A hedonistic mix of old and new, this city is a soothing amalgamation of beauty and bliss. Everywhere that the eyes turn, there is a flurry of history and interesting sounds and smells – from a bagpiper to the classic haggis. A bagpiper near The High Kirk, making the gloomy day brighter!
Having a long free weekend is a blessing in London, especially if the skies are not a dreary grey and there is a hint of sun. Autumn welcomes you in every corner and during this time of the year, the festive spirit just about starts creeping in.
In Greek, “nostalgia” literally means “the pain from an old wound”. It’s a twinge in your heart, far more powerful than memory alone. This device isn’t a spaceship, it’s a time machine. It goes backwards and forwards, it takes us to a place where we ache to go again. ~ Don Draper This is the
In a bylane of Banaras, we went to witness the age-old tradition that is still kept alive in these parts of the country – an akhara. The traditional wrestling format imbibes the spirit of guru-shishya traditions. In the early hours of the morning, seeing these athletes in action was an experience like never before.
Varanasi celebrates Dev Diwali – Diwali of the Gods, which takes place 15 days after the usual Diwali festival on the full moon day. Morning sees the devotees swarm the riverbank to take a dip in the holy river and as the sun sets, the ghats are lit up with a million tiny lamps to honour the
Kashi, or Varanasi/Banaras as it is known today, is the oldest continually inhabited city in the world. The history of the place is writ amongst its charming ghats to its maze-like by-lanes. Life here is bodacious, vivid and gives you a sense as old as time itself. The Ghats This place is an important site
The Knights Templar have captured my imagination ever since I can remember and I have spent numerous waking hours reading about them – some conspiracy theories, but some fascinating facts too. So, it is of little surprise, when I found out about the existence of a temple connected to the legendary warrior monks in the
On the outskirts of Bangalore, sits a complex of shrines dating back to the early 9th century. This temple with its distinct Dravidian style of architecture is said to have been constructed by the Nolamba and Rashtrakuta dynasties. Archaeological Survey of India (ASI) classifies this complex dedicated to Lord Shiva as one of the oldest
Pictures don’t do justice to the magnificence that is this place and below are some images of Hampi that have captured my imagination forever. To know more about the place and some of the references in the images here, please see Echoes Of A Timeless Empire: Hampi.
Once a thriving empire on the shores of River Tungabhadra, Vijayanagara or Hampi as it is known today, is considered the second largest open-air museum in the world.
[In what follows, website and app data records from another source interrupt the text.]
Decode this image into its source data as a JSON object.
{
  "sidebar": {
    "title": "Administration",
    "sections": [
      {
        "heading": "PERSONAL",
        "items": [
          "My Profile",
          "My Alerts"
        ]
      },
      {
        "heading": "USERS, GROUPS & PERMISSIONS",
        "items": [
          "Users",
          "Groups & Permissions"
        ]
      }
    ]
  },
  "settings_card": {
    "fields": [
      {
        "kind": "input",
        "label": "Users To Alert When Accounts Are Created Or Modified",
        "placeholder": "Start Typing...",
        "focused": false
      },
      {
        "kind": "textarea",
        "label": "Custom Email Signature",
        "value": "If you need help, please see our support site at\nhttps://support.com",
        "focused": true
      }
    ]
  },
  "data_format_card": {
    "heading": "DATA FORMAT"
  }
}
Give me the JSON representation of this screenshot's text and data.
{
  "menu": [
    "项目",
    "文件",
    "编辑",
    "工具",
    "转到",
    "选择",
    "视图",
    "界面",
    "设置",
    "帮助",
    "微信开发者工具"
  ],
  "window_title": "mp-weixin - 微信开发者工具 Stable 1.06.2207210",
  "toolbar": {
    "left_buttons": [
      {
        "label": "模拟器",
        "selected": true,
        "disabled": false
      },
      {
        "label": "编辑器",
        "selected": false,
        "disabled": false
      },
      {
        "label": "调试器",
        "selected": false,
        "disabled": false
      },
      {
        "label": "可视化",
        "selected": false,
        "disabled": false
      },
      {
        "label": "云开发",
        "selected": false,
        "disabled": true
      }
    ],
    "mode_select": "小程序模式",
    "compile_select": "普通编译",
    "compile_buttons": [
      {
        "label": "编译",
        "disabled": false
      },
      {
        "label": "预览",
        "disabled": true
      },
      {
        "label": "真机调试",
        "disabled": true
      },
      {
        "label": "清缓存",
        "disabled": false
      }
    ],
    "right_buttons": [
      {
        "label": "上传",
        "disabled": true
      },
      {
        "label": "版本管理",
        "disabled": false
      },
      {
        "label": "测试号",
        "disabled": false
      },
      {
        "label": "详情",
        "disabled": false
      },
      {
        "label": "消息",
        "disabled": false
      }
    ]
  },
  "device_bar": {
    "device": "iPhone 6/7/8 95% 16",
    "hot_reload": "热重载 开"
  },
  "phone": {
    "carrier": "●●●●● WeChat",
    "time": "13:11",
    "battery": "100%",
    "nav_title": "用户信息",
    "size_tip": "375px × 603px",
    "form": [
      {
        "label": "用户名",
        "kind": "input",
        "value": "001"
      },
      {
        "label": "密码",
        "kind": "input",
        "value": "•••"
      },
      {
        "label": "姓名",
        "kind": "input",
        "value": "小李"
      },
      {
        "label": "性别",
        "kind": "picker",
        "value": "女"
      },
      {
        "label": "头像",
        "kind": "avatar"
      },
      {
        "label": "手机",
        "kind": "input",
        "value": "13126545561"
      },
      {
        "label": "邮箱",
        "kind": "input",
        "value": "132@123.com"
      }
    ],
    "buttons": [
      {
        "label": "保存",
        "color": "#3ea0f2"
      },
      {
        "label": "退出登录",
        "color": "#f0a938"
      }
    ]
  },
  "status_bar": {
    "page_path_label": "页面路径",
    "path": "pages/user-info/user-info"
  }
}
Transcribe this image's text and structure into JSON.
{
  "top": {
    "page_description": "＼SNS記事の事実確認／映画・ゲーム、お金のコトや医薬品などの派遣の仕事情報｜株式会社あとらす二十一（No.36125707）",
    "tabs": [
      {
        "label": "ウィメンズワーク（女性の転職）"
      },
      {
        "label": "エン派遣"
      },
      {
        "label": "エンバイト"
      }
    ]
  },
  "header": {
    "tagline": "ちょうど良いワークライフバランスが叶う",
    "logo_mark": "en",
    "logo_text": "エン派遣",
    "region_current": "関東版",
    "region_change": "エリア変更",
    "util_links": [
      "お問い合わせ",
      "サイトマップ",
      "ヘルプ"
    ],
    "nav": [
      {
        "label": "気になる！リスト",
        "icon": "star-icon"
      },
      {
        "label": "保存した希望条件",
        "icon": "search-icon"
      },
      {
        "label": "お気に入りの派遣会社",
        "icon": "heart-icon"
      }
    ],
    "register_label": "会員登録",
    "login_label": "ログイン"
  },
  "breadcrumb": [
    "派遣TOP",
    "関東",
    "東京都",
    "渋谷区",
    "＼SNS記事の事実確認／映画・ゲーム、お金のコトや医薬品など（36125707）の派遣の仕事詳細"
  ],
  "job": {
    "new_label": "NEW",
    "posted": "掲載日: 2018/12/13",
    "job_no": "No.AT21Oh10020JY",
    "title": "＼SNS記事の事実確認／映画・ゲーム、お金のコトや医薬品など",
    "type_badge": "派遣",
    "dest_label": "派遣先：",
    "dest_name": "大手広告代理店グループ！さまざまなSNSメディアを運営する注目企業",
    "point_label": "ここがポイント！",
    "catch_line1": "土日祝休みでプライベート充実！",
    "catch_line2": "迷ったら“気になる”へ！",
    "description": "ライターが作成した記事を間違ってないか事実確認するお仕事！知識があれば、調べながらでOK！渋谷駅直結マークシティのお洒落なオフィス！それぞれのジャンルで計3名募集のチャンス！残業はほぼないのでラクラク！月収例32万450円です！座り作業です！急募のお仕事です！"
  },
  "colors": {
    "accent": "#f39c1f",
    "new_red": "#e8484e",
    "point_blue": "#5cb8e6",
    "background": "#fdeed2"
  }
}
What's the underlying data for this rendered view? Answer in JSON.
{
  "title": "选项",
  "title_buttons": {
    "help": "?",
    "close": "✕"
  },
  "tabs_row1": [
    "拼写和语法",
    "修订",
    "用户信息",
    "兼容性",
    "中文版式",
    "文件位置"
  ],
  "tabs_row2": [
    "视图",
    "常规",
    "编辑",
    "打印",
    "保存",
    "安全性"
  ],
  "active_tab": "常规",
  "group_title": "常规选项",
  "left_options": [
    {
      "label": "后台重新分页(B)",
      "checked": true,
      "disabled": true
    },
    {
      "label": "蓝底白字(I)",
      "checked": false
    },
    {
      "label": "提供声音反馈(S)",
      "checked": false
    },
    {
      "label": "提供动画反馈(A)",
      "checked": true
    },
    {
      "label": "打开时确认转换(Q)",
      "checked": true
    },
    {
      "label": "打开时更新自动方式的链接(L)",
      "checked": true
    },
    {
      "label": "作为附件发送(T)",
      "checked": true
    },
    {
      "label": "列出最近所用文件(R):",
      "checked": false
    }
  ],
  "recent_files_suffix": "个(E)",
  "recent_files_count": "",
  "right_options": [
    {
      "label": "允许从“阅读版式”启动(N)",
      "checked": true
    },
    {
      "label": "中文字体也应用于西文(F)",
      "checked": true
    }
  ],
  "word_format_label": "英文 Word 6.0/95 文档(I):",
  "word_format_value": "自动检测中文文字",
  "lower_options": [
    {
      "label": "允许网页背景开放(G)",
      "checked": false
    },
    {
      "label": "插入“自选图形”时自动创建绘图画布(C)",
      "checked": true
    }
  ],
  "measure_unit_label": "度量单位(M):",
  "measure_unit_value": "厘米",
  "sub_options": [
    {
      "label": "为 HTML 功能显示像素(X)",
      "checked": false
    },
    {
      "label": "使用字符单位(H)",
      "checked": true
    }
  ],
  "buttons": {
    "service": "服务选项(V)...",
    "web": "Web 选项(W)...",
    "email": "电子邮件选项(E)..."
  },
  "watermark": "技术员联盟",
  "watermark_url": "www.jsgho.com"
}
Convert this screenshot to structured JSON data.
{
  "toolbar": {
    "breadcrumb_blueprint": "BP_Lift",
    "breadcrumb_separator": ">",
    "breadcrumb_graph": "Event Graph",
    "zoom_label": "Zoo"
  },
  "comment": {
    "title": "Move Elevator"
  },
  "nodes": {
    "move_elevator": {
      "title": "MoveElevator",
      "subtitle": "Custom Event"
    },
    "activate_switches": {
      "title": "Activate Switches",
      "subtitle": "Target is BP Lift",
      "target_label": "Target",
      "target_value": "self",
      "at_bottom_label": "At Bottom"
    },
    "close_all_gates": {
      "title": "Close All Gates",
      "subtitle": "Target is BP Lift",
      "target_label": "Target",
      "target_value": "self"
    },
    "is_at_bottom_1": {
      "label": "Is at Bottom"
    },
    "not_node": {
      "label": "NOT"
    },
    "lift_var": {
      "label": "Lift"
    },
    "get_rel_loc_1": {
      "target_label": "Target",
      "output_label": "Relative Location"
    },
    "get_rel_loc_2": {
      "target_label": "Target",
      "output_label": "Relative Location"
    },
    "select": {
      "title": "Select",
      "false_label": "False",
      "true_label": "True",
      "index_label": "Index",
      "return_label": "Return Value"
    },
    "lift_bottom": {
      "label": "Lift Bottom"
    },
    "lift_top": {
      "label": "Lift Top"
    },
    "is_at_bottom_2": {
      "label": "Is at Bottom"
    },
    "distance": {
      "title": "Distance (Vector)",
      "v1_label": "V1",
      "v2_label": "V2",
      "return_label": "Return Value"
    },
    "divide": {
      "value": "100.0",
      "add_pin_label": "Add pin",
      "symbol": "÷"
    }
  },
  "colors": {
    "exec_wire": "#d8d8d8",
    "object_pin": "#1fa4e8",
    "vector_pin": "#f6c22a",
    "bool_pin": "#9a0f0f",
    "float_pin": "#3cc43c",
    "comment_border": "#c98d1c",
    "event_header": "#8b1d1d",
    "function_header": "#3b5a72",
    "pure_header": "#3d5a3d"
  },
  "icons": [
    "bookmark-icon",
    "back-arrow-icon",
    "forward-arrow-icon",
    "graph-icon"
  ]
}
The ruins of this ancient empire spread across 25 square kilometres, is a spectacle of piled boulder landscapes and excavated sites. Derived from the name Pampa –